It seemed impossible.
But here I was. I had called earlier and said, “We gotta talk.” She had just said “Nine thirty after Vance leaves” then hung up before I could ask a million questions. The million out of the ten million I had.
I could barely look at Doug. I did out of the corner of my eye and tried to disbelieve that he could be a father at his tender age. The father of my best friend’s baby.
He must have sensed something was different. It was almost like he avoided me for the rest of the night, and our only interactions were one-word questions and answers for the most part. Quite a departure from our usual joking and playful physical contact.
I peeled myself out of the car, it was another unseasonably hot day. Not unusual for May in Texas. In fact, we had above average temperatures for about a month.
I didn’t even knock like I usually did. Not even my courtesy knock because I felt no courtesy in my heart at that moment.
Gail sat, spotlighted by the sunlight coming through the kitchen window, at the kitchen table.
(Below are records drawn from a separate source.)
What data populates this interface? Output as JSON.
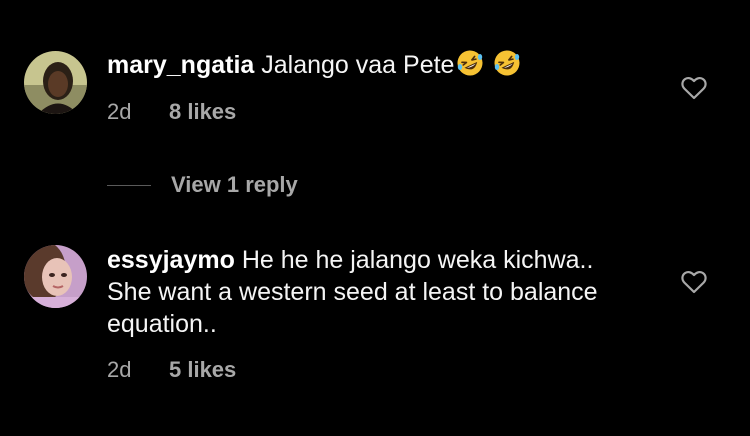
{
  "comments": [
    {
      "username": "mary_ngatia",
      "text": "Jalango vaa Pete",
      "emoji": [
        "rolling-on-floor-laughing",
        "rolling-on-floor-laughing"
      ],
      "time": "2d",
      "likes": "8 likes",
      "view_replies": "View 1 reply"
    },
    {
      "username": "essyjaymo",
      "text": "He he he jalango weka kichwa.. She want a western seed at least to balance equation..",
      "time": "2d",
      "likes": "5 likes"
    }
  ],
  "colors": {
    "background": "#000000",
    "text": "#ffffff",
    "secondary": "#a8a8a8",
    "emoji": "#f6c233"
  }
}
She had a mug of coffee in her hand.
I poured myself a cup and pointed with it at the words on her cup: World’s Greatest Mom!
Gail absentmindedly looked at it, shook her head and said, “I didn’t even…”
Obviously she hardly had the will or strength to finish the sentence. I didn’t have the energy to even start our conversation, but, after a descent void of silence, I said: “Gail—”
She held up her hand to halt any vague ramblings, questions, or accusations I could feebly muster.
“Please, Cyndy, I’ve been thinking about what to say to you, to tell you, to plead with you … whatever. And I think the best way is to start from the beginning and get all the way through it in one piece. That will give you all the perspective I can generate. Then we can have that next level of conversation. Is that okay with you?”
I took a big breath and let it out while nodding. Gail began:
“You remember about three weeks ago? It was that Saturday? At the end of that first really hot week we had?”
She was asking questions that didn’t need answers. Questions in tone only. Her eyes weren’t on me, and it was like she was staring right through that far wall.
“Vance was still away on that overnight in Dallas, and he had given me about a thousand things to get done before he got home the next day. You had volunteered Doug’s services for the morning. Our internet service was down and I had the cable coming to fix it at three in the afternoon.”
“I remember,” I said. She didn’t even hear me.
“Doug got here at 9 a.m. and I offered him some breakfast. He said he already ate, but would have a nice cold apple because he was in training. He talked a little about staying in shape and his track scholarship and how he was looking forward to going to the same college as my twins. I had been still thinking of him as a little boy and realized how he had slipped into being a well-built young man of 18.”
“I worked inside, and he did the yard work in that blazing sun. I went out to him at 11 with some ice-cold lemonade and watched him guzzle down two big glasses. He needed it because he had taken his shirt off and his chest was covered with sweat. I mentioned it, and he said I must be working hard too because my blouse was almost soaked.”